Guest post by Jeff Mosenkis of Innovations for Poverty Action.

She unpacks in detail the specific mechanisms at play in the Chinese case, namely unambiguous goals the central government sets and communicates; a highly decentralized system where local government officials have a fair degree of autonomy to choose their strategies; and the high-power incentive provided by the cadre performance management system and finally profit sharing.

  • A profile of Jin Liqun, the head of the new Asian Infrastructure Development Bank.
  • A roundup of the response to the Zika virus from public health experts, or as the NYTimes puts it: How the Response to Zika Failed Millions.
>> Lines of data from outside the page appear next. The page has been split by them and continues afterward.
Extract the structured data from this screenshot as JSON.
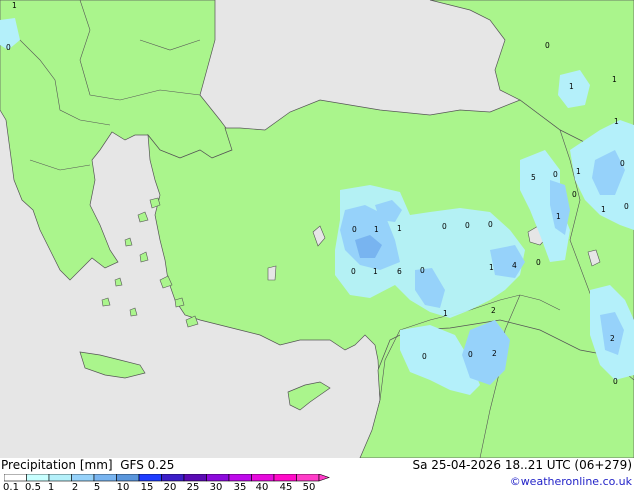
{
  "title": "Precipitation [mm]",
  "model": "GFS 0.25",
  "datetime": "Sa 25-04-2026 18..21 UTC (06+279)",
  "credit": "©weatheronline.co.uk",
  "colors": {
    "sea": "#e6e6e6",
    "land": "#aaf58c",
    "border": "#555555",
    "precip_light": "#b4f0fa",
    "precip_mid": "#96d2fa",
    "precip_heavy": "#78b4f0"
  },
  "legend": {
    "labels": [
      "0.1",
      "0.5",
      "1",
      "2",
      "5",
      "10",
      "15",
      "20",
      "25",
      "30",
      "35",
      "40",
      "45",
      "50"
    ],
    "colors": [
      "#ffffff",
      "#c8ffff",
      "#b4f0fa",
      "#96d2fa",
      "#78b4f0",
      "#5a96dc",
      "#1e3cff",
      "#3c1ec8",
      "#5a0ab4",
      "#8c0adc",
      "#be0aeb",
      "#e60adc",
      "#ff0ac8",
      "#ff3cc8"
    ]
  },
  "map_values": [
    {
      "label": "1"
    },
    {
      "label": "0"
    },
    {
      "label": "0"
    },
    {
      "label": "1"
    },
    {
      "label": "1"
    },
    {
      "label": "1"
    },
    {
      "label": "0"
    },
    {
      "label": "5"
    },
    {
      "label": "0"
    },
    {
      "label": "1"
    },
    {
      "label": "0"
    },
    {
      "label": "1"
    },
    {
      "label": "1"
    },
    {
      "label": "0"
    },
    {
      "label": "0"
    },
    {
      "label": "1"
    },
    {
      "label": "1"
    },
    {
      "label": "0"
    },
    {
      "label": "0"
    },
    {
      "label": "0"
    },
    {
      "label": "0"
    },
    {
      "label": "1"
    },
    {
      "label": "6"
    },
    {
      "label": "0"
    },
    {
      "label": "1"
    },
    {
      "label": "4"
    },
    {
      "label": "0"
    },
    {
      "label": "1"
    },
    {
      "label": "2"
    },
    {
      "label": "0"
    },
    {
      "label": "0"
    },
    {
      "label": "2"
    },
    {
      "label": "2"
    },
    {
      "label": "0"
    }
  ]
}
The verdict seems to be positive that the Rio Olympics did not seem to spur a massive spreading and a vaccine was eventually developed. Otherwise, the response was scattershot. Rich people were generally well-warned on how to avoid infection, while poor people in more vulnerable areas (including currently in Puerto Rico), were largely left bereft of services or information needed to keep safe.  As a result, the wave of babies being born with microcephaly continues.
    • Among the problems dampening an effective response were fears by health officials about the politics of offering advice about delaying pregnancy, contraception, or abortion for affected fetuses.
  • In the BMJ, a review shows that large effects in small RCTs are rarely followed by a larger RCT, but when they are, 43 percent of the time they fail to find an effect (h/t David Batcheck).
  • Funding opportunity for East African scholars, and a fellowship for qualitative or quantitative researchers from sub-Saharan Africa with the World Bank’s Gender Innovation Lab (h/t Dina Pomeranz, as usual).
  • Paper and software for two-stage randomization (between and within clusters) RCTs from Berk Özler and colleagues.